[Element data from apps and pages]

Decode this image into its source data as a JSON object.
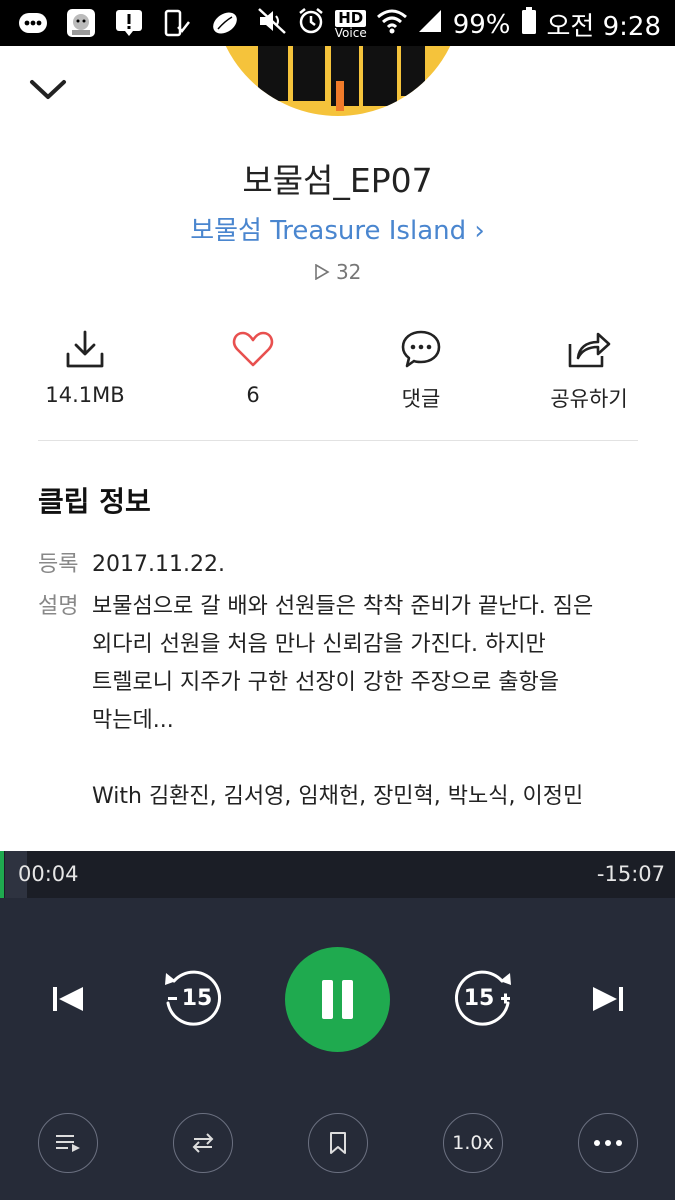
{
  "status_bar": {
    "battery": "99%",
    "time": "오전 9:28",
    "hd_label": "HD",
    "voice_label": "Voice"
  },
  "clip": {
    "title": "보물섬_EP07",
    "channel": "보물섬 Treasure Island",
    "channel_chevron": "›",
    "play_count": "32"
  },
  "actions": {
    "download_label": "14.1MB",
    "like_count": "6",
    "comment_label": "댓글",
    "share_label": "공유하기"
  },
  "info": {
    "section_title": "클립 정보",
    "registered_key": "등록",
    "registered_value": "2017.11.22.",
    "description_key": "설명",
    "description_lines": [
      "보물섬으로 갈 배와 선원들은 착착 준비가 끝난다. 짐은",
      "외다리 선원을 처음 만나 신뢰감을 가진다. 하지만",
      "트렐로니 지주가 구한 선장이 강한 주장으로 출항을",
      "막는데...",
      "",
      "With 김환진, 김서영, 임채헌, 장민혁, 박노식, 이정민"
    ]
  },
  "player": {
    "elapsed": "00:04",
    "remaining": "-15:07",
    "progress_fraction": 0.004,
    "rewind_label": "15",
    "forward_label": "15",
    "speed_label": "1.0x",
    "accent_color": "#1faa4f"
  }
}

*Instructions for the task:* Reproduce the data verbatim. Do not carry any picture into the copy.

*Written response:*
Decode this image into its source data as a JSON object.
{
  "status_bar": {
    "battery": "99%",
    "time": "오전 9:28",
    "hd_label": "HD",
    "voice_label": "Voice"
  },
  "clip": {
    "title": "보물섬_EP07",
    "channel": "보물섬 Treasure Island",
    "channel_chevron": "›",
    "play_count": "32"
  },
  "actions": {
    "download_label": "14.1MB",
    "like_count": "6",
    "comment_label": "댓글",
    "share_label": "공유하기"
  },
  "info": {
    "section_title": "클립 정보",
    "registered_key": "등록",
    "registered_value": "2017.11.22.",
    "description_key": "설명",
    "description_lines": [
      "보물섬으로 갈 배와 선원들은 착착 준비가 끝난다. 짐은",
      "외다리 선원을 처음 만나 신뢰감을 가진다. 하지만",
      "트렐로니 지주가 구한 선장이 강한 주장으로 출항을",
      "막는데...",
      "",
      "With 김환진, 김서영, 임채헌, 장민혁, 박노식, 이정민"
    ]
  },
  "player": {
    "elapsed": "00:04",
    "remaining": "-15:07",
    "progress_fraction": 0.004,
    "rewind_label": "15",
    "forward_label": "15",
    "speed_label": "1.0x",
    "accent_color": "#1faa4f"
  }
}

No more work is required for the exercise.